Less than one-third of single mothers graduate with a degree or certificate within six years of enrolling in postsecondary education and more than half drop out — which can threaten their eligibility for financial aid and cause them to accrue loan debt without a credential to show for it, according to a new paper from the Institute for Women’s Policy Research (IWPR). And while access to quality child care has been shown to increase college completion for single parents, the report found that a majority of community college campuses do no offer the service to students.
The report recommended that federal, state, and local governments make more funding available to establish child care centers on campuses, and target financial aid to students who are struggling to pay for child care, among other efforts.

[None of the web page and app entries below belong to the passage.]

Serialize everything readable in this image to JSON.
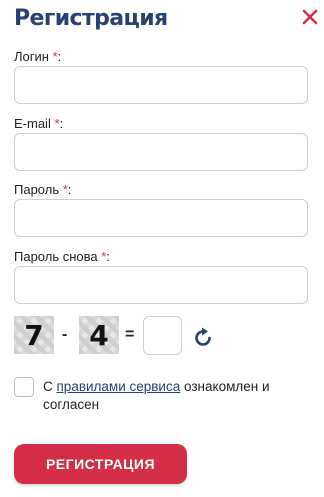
{
  "title": "Регистрация",
  "close_icon": "close-icon",
  "fields": [
    {
      "label": "Логин",
      "required_mark": "*",
      "suffix": ":",
      "value": ""
    },
    {
      "label": "E-mail",
      "required_mark": "*",
      "suffix": ":",
      "value": ""
    },
    {
      "label": "Пароль",
      "required_mark": "*",
      "suffix": ":",
      "value": ""
    },
    {
      "label": "Пароль снова",
      "required_mark": "*",
      "suffix": ":",
      "value": ""
    }
  ],
  "captcha": {
    "first": "7",
    "operator": "-",
    "second": "4",
    "equals": "=",
    "answer": "",
    "refresh_icon": "refresh-icon"
  },
  "agreement": {
    "checked": false,
    "prefix": "С ",
    "link": "правилами сервиса",
    "suffix": " ознакомлен и согласен"
  },
  "submit_label": "РЕГИСТРАЦИЯ",
  "colors": {
    "title": "#2a3f73",
    "accent": "#d42e46",
    "required": "#d02e44"
  }
}
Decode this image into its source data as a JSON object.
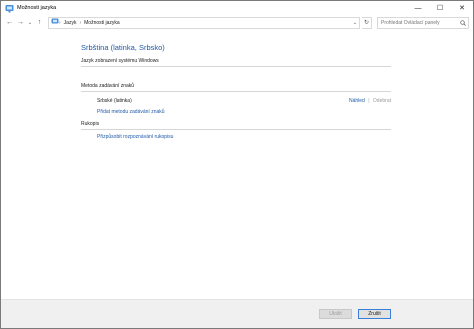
{
  "window": {
    "title": "Možnosti jazyka",
    "minimize_glyph": "—",
    "maximize_glyph": "☐",
    "close_glyph": "✕"
  },
  "nav": {
    "back_glyph": "←",
    "forward_glyph": "→",
    "recent_glyph": "⌄",
    "up_glyph": "↑",
    "refresh_glyph": "↻",
    "breadcrumb_sep": "›",
    "dropdown_glyph": "⌄",
    "breadcrumb": [
      "Jazyk",
      "Možnosti jazyka"
    ],
    "search_placeholder": "Prohledat Ovládací panely"
  },
  "main": {
    "language_title": "Srbština (latinka, Srbsko)",
    "display_language_label": "Jazyk zobrazení systému Windows",
    "input_method": {
      "heading": "Metoda zadávání znaků",
      "method_name": "Srbské (latinka)",
      "preview_link": "Náhled",
      "separator": "|",
      "remove_label": "Odebrat",
      "add_link": "Přidat metodu zadávání znaků"
    },
    "handwriting": {
      "heading": "Rukopis",
      "customize_link": "Přizpůsobit rozpoznávání rukopisu"
    }
  },
  "footer": {
    "save_label": "Uložit",
    "cancel_label": "Zrušit"
  },
  "colors": {
    "link": "#1e5aa8",
    "accent_border": "#3c7fd8"
  },
  "icons": {
    "app": "control-panel-icon",
    "search": "search-icon"
  }
}
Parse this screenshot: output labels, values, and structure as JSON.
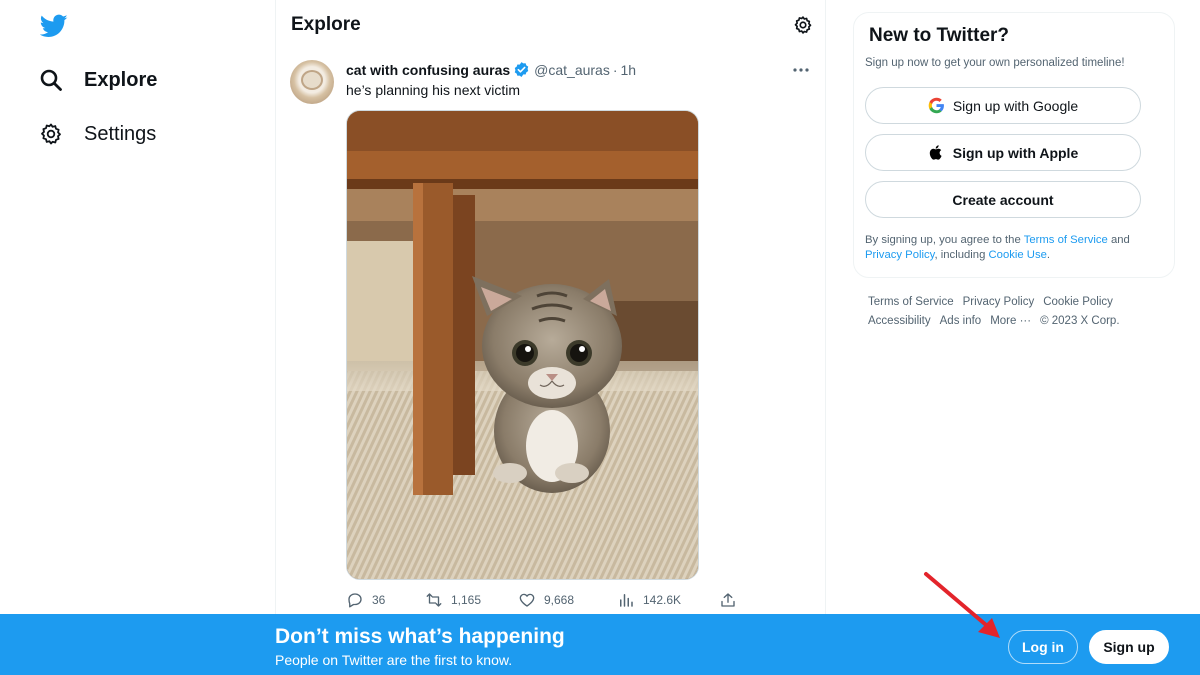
{
  "nav": {
    "logo_icon": "twitter-bird-icon",
    "items": [
      {
        "label": "Explore",
        "icon": "search-icon",
        "active": true
      },
      {
        "label": "Settings",
        "icon": "gear-icon",
        "active": false
      }
    ]
  },
  "main": {
    "title": "Explore",
    "settings_icon": "gear-icon"
  },
  "tweet": {
    "author_name": "cat with confusing auras",
    "verified": true,
    "handle": "@cat_auras",
    "separator": "·",
    "time": "1h",
    "text": "he’s planning his next victim",
    "media": "photo of a small tabby kitten sitting under a wooden table",
    "actions": {
      "replies": "36",
      "retweets": "1,165",
      "likes": "9,668",
      "views": "142.6K"
    }
  },
  "signup_card": {
    "title": "New to Twitter?",
    "subtitle": "Sign up now to get your own personalized timeline!",
    "google_button": "Sign up with Google",
    "apple_button": "Sign up with Apple",
    "create_button": "Create account",
    "legal_prefix": "By signing up, you agree to the ",
    "terms_link": "Terms of Service",
    "legal_and": " and ",
    "privacy_link": "Privacy Policy",
    "legal_including": ", including ",
    "cookie_link": "Cookie Use",
    "legal_end": "."
  },
  "footer": {
    "terms": "Terms of Service",
    "privacy": "Privacy Policy",
    "cookie": "Cookie Policy",
    "accessibility": "Accessibility",
    "ads": "Ads info",
    "more": "More ···",
    "copyright": "© 2023 X Corp."
  },
  "banner": {
    "title": "Don’t miss what’s happening",
    "subtitle": "People on Twitter are the first to know.",
    "login_label": "Log in",
    "signup_label": "Sign up"
  },
  "colors": {
    "brand_blue": "#1d9bf0",
    "text_primary": "#0f1419",
    "text_secondary": "#536471",
    "annotation_red": "#e3242b"
  }
}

Student-parents graduate with more debt than students without children because they often borrow to help pay for costs of child care. In fact, their average debt one year after earning a degree from a four-year institution was about 10 percent more than their counterparts without children, according to an August 2017 letter to the Senate education committee that NASFAA signed on to.
Access to child care on campus is oftentimes more affordable than other child care services, which averaged around $10,400 in 2016 for infants and $8,300 for 4-year-olds — about 33 percent and 26 percent, respectively, of the median income for working single mothers, the report said. The demand for this more affordable option, however, exceeds the supply. A 2016 survey revealed that the average waitlist for campus child care was 80 children, and only 44 percent of community colleges — down from 55 percent in 2003 — had care centers on their campuses.
The IWPR report emphasized that access to quality child care has shown to improve outcomes for single parents in college; a study conducted at Monroe Community College found that 71 percent of student-parents who utilized the child care services offered by the college remained in classes through the next fall, compared to 42 percent of single parents who did not take advantage of the child care. Further, the on-time graduation rates for those who used the child care were three times higher (28 percent) than those who did not (8 percent).
In addition to allocating more funds to establish child care centers on campuses and targeting financial aid to single mothers, the report recommended that states allow college enrollment to count toward the work requirements that would qualify someone for aid under the Child Care and Development Fund (CCDF).
In the letter sent to the Senate, NASFAA and a group of other advocacy organizations argued that the Child Care and Development Block Grant (CCDBG), which is funded by the CCDF, “is an important resource for college students, yet restrictive state eligibility rules, and insufficient funding for the program overall, mean that students face difficulties in accessing them.”
“Many states impose rules for receiving CCDBG-funded child care assistance that complicate student parents’ ability to qualify, including work requirements while they are in school and limitations on the type of degree they can earn. In addition, student-parents in the 20 states with subsidy waiting lists are unlikely to receive child care assistance, and in 2012, only 15 percent of 14.2 million federally eligible children received child care assistance through the CCDBG or related government funding streams,” they wrote.
Instead, the groups pushed for funding in the fiscal year 2018 budget for the the Child Care Access Means Parents in School program — the “only federal program dedicated solely to providing child care assistance for students in postsecondary settings” — which Trump evidently proposed to cut in his budget proposal. However, The Trump administration reversed its stance on the program when it requested $15.1 million to fund the program in its fiscal year 2019 budget.
Publication Date: 5/15/2018